Requirement
Your answer is to be every line of the material that includes the string "this".
"""
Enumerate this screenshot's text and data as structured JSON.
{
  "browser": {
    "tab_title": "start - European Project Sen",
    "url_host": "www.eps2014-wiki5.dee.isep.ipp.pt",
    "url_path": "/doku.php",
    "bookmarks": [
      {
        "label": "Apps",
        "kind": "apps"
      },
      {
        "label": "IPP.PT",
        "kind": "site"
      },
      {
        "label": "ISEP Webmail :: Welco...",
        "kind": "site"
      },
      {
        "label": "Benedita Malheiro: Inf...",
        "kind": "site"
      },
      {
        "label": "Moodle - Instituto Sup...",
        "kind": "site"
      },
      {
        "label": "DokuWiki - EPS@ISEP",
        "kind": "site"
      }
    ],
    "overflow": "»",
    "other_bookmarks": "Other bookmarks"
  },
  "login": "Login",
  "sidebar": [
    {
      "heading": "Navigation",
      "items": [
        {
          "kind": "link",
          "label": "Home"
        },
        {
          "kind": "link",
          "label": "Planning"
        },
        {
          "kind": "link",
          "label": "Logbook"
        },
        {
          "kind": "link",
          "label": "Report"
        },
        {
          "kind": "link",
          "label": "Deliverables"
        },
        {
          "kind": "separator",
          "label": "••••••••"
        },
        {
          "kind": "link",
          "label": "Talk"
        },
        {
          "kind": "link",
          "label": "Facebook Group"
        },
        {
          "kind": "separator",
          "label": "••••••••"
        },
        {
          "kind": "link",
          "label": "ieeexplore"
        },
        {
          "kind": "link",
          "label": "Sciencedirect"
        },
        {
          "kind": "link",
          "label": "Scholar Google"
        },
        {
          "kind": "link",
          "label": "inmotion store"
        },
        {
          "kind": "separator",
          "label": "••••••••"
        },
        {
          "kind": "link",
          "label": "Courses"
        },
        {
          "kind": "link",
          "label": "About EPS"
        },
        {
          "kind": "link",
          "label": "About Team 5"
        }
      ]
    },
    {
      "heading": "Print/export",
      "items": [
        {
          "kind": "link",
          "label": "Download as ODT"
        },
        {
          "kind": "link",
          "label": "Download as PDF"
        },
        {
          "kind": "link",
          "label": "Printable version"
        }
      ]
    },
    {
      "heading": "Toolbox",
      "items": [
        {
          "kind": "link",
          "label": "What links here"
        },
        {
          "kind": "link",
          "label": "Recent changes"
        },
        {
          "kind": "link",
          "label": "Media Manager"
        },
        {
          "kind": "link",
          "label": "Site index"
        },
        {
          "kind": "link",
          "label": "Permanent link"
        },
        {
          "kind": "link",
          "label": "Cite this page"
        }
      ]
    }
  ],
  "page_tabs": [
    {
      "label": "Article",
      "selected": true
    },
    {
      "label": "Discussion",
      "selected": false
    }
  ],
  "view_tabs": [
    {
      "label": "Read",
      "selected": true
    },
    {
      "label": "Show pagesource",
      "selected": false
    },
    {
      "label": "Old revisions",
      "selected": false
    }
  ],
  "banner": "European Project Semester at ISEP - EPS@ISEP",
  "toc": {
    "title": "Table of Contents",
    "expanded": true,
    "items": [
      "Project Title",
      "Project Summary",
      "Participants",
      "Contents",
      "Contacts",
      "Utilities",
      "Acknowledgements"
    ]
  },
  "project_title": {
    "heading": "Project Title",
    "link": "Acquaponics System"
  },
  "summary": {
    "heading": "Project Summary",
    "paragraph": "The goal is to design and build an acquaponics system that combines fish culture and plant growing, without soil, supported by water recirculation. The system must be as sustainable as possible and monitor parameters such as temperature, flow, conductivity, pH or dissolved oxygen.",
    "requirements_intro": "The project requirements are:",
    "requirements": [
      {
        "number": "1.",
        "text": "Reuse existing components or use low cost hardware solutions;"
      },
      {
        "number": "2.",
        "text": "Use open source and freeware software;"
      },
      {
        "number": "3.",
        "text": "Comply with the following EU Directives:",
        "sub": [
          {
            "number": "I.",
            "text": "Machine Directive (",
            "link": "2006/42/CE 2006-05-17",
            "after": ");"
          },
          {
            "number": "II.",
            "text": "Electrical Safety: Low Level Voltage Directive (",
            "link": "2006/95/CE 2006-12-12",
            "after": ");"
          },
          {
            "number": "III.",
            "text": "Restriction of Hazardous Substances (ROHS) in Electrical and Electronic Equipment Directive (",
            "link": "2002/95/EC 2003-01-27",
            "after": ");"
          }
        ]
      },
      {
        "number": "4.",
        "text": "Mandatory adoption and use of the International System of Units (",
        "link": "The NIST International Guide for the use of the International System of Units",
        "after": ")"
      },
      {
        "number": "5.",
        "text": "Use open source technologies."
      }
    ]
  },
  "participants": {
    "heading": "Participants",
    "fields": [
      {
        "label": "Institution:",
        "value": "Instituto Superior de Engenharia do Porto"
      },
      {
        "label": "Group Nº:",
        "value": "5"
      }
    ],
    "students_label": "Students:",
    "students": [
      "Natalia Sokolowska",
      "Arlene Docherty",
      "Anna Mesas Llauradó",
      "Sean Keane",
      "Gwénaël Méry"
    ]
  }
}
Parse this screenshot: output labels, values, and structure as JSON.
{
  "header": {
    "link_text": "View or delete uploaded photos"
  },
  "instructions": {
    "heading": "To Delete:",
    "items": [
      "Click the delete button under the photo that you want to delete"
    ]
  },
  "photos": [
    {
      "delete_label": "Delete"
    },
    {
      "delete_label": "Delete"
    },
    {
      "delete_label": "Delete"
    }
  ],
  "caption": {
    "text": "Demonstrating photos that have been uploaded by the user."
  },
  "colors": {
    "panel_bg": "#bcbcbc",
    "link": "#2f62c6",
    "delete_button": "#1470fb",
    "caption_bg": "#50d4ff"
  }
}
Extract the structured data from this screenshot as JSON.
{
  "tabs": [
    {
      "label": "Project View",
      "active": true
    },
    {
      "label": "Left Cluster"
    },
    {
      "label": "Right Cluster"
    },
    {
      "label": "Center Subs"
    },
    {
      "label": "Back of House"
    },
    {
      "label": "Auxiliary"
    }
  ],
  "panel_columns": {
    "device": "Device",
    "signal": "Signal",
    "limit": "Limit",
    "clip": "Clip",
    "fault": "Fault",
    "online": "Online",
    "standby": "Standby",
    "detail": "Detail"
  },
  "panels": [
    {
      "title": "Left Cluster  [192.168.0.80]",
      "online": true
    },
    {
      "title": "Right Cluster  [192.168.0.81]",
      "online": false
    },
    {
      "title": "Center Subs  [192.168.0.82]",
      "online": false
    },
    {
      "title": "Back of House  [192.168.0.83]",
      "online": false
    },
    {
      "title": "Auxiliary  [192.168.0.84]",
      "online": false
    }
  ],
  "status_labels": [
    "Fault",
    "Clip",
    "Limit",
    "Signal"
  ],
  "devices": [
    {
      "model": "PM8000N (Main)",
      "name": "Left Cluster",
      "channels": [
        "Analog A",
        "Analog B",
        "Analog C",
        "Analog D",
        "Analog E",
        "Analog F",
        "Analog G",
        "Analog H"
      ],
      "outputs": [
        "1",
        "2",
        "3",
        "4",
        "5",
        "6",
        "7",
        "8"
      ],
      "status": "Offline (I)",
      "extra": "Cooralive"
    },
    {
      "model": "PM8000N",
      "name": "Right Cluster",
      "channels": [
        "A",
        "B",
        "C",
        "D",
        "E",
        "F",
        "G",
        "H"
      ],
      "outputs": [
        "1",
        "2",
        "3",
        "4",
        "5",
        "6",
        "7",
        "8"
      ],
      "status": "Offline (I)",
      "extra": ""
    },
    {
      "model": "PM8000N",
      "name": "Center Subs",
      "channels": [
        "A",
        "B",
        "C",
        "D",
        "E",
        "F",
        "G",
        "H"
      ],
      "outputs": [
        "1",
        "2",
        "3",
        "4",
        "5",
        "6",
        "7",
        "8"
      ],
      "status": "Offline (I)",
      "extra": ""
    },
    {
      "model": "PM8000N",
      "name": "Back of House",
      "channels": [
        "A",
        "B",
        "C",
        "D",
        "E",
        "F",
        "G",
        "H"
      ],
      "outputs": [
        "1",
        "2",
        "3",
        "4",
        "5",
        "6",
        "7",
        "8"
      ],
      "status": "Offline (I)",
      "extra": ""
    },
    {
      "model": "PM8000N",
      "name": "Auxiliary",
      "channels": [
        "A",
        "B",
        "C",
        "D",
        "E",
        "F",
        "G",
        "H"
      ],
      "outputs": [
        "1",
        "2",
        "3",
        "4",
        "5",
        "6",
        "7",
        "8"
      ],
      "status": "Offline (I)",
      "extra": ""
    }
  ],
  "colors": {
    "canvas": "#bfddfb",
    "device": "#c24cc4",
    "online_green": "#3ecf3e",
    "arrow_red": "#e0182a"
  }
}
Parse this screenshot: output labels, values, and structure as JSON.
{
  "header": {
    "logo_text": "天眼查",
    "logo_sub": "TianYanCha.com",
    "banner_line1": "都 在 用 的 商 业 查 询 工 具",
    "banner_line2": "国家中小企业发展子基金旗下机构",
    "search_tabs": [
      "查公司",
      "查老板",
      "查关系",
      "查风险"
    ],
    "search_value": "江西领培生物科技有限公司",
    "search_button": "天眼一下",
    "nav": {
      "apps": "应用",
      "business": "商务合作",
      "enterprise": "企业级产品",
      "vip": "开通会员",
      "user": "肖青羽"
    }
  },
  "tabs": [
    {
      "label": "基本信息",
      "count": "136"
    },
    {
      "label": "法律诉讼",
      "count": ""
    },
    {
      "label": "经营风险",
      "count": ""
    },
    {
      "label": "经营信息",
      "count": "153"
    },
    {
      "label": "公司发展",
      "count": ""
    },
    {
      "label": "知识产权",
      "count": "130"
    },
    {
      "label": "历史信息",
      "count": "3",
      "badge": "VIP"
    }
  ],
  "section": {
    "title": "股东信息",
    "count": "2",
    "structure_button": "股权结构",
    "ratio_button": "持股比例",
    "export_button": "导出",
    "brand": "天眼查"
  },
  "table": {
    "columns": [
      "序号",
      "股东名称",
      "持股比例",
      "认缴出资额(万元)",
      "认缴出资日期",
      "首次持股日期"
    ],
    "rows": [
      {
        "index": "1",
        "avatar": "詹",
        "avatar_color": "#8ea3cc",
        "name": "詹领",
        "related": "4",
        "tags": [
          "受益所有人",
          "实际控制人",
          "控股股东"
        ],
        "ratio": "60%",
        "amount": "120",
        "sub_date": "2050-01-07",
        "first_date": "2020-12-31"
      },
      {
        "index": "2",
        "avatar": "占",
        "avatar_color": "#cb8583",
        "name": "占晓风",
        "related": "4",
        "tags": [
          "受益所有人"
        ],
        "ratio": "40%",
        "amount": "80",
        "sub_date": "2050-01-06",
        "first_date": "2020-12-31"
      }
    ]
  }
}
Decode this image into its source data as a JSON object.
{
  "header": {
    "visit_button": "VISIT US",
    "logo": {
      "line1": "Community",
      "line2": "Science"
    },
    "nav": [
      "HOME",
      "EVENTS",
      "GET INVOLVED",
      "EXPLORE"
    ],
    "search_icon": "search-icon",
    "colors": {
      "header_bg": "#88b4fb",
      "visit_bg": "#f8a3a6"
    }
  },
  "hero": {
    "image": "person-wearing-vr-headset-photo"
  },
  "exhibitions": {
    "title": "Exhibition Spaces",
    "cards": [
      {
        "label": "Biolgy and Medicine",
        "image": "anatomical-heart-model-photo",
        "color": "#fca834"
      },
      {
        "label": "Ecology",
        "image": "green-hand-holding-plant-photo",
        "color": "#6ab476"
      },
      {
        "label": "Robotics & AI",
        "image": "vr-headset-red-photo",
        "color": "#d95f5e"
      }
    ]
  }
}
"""
Task response
Enumerate this screenshot's text and data as structured JSON.
          "label": "Cite this page"
Parse this screenshot: output labels, values, and structure as JSON.
Extract the structured data from this screenshot as JSON.
Parse this screenshot: output labels, values, and structure as JSON.
Decode this image into its source data as a JSON object.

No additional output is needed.